Abu Dhabi developer expects Q3 profit to top previous quarter due to increased sales.
Abu Dhabi's Sorouh Real Estate said on Monday that the global credit crunch would not delay its projects and saw no problems finding financing despite tightening liquidity.
"We are going ahead with our projects as planned... It will not impact serious developers like Sorouh," Chief Executive Mounir Haidar told newswire Reuters.
"Banks will lend to serious developers," he said, adding that the firm had no plans to borrow in the near future.
Sorouh, Abu Dhabi's second-largest developer by market value, said last month it was looking at projects in Morocco, Egypt and other countries and would launch the final phase of its 11 billion dirham ($3 billion) Gate Towers on Reem Island at Cityscape.
Sorouh also said in a statement on Monday it had begun construction of the Al Ghadeer project between the emirates of Abu Dhabi and Dubai.
But concerns are mounting that the fallout from the global credit crunch will bring the United Arab Emirates' real estate boom to a halt as liquidity tightens.
Real estate stocks have been tumbling for weeks amid fears that the market is overheating and as a government crackdown on corruption led to the arrest of officials at major property and mortgage firms in the Gulf Arab commercial hub of Dubai.
Haidar said the UAE was not insulated from the global financial crisis but rising demand would shelter it from the worst effects.

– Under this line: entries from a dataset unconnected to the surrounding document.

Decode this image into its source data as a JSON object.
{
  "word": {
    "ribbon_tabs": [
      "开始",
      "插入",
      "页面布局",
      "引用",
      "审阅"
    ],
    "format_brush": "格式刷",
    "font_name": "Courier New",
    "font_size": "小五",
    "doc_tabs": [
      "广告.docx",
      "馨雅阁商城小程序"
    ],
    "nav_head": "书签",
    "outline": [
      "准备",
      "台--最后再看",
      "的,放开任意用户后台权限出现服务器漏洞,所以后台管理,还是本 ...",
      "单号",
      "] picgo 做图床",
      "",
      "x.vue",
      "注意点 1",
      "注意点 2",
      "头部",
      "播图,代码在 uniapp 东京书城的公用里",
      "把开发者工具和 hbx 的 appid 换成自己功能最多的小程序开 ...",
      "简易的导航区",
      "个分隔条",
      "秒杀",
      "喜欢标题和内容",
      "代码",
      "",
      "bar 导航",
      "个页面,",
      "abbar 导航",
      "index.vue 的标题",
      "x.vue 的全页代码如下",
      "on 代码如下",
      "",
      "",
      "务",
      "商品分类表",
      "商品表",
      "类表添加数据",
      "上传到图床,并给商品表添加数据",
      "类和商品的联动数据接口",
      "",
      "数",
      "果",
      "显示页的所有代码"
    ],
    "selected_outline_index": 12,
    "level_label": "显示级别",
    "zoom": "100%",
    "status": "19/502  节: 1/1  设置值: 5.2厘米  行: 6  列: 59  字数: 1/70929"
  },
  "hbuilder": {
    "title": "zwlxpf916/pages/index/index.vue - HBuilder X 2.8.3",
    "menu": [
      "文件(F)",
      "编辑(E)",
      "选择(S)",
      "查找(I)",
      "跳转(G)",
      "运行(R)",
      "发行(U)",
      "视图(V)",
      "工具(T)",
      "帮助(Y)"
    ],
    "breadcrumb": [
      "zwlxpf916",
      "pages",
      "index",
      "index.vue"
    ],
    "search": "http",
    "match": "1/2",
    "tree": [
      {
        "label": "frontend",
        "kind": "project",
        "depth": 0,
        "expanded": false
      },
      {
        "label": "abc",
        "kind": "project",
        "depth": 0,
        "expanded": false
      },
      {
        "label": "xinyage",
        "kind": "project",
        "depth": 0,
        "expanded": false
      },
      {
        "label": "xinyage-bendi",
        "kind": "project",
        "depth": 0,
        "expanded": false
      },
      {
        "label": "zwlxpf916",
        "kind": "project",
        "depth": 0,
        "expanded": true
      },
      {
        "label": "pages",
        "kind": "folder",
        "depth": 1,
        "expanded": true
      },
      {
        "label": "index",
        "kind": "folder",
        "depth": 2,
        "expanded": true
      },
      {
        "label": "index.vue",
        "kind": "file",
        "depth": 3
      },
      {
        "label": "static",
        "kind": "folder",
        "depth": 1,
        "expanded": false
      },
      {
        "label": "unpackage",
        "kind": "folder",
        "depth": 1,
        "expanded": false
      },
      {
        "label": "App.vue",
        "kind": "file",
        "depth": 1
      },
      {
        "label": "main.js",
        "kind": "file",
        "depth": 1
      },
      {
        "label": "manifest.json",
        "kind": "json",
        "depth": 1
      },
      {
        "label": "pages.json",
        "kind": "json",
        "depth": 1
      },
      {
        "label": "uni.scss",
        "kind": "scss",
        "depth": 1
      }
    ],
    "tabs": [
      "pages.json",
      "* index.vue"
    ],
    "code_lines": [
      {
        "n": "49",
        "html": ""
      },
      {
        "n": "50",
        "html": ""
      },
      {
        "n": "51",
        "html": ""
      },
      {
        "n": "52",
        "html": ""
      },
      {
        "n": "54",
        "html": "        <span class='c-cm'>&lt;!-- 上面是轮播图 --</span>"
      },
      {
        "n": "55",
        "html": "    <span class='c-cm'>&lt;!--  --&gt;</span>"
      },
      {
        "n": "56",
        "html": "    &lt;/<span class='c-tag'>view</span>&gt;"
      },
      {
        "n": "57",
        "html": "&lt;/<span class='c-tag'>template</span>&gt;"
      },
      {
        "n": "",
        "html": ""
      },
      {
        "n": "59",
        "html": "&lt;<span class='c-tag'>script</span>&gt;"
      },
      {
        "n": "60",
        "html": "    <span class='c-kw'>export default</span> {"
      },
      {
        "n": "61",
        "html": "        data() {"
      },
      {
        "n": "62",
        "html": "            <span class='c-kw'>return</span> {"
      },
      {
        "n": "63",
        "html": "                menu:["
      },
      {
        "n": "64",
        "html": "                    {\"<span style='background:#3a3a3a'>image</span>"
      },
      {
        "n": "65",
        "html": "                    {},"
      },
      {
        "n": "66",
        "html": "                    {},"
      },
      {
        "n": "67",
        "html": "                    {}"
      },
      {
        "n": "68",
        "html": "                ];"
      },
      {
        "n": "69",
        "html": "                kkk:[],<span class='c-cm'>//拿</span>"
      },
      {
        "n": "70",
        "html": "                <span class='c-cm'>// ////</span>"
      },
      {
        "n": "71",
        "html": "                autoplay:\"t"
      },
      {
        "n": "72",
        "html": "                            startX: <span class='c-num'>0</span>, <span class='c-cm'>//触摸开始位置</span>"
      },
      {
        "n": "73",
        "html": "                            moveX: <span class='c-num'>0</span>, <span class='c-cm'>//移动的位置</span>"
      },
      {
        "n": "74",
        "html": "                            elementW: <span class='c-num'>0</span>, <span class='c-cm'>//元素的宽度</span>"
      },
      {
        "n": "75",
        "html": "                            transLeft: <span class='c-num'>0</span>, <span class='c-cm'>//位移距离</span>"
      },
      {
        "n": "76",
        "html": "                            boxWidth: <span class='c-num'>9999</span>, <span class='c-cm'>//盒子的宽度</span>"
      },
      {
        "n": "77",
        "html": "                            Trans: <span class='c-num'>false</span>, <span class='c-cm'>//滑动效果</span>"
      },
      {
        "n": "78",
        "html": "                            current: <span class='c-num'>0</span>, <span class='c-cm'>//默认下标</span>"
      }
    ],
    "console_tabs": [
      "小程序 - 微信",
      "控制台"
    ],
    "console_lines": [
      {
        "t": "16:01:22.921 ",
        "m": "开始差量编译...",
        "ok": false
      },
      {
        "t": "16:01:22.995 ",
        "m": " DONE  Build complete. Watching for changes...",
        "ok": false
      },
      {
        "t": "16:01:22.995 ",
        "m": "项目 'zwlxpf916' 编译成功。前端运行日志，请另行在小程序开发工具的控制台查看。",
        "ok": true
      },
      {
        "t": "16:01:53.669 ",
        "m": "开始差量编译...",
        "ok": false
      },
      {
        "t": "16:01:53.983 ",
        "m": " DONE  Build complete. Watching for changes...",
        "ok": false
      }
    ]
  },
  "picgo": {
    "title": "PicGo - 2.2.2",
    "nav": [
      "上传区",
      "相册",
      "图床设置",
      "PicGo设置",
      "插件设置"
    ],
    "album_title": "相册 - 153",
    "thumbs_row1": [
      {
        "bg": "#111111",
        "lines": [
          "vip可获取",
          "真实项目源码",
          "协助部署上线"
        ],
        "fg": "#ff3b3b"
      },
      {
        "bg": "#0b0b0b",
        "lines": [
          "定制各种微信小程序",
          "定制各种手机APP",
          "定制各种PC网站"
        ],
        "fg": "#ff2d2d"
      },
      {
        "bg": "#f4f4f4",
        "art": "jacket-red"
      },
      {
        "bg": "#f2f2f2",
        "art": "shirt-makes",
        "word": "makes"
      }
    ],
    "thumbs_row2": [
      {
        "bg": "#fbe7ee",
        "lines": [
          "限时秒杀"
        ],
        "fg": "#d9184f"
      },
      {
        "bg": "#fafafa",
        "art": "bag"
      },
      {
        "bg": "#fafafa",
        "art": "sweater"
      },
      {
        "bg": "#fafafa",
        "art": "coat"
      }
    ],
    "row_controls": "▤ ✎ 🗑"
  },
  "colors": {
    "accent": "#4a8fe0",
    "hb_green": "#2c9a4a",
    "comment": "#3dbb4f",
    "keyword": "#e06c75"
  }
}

"The UAE is an not isolated link from the chain, from the global financial system," he said.
"However, the UAE does enjoy slightly different dynamics. The UAE is an emerging economy and demand is strong. Economic policy is encouraging for people to invest in the region. Therefore, we are optimistic about the future."
Sorouh expects third-quarter profit top the second quarter due to increased sales and the UAE state news agency said on Sunday that a shortage of at least 28,000 housing units in Abu Dhabi this year was still pushing up rents and prices.
The Gulf's oil-fuelled boom has so far protected the region from the major upheavals that have shaken the financial and property sectors in the United States and Europe.
But the global credit crunch does mean tighter liquidity in the Gulf, and that could already be speeding up mergers.
Dubai-based mortgage lenders Amlak Finance and Tamweel said on Saturday they were in talks to agree a $2.4 billion merger, but the news failed to lift their shares.
Sorouh was not planning any mergers itself, Haidar said.
"It is not on our agenda now. We believe we are a self-sustained company. However we do look for right investment opportunities whether through mergers or acquisitions," he said.
"But at times like these you would expect more consolidation."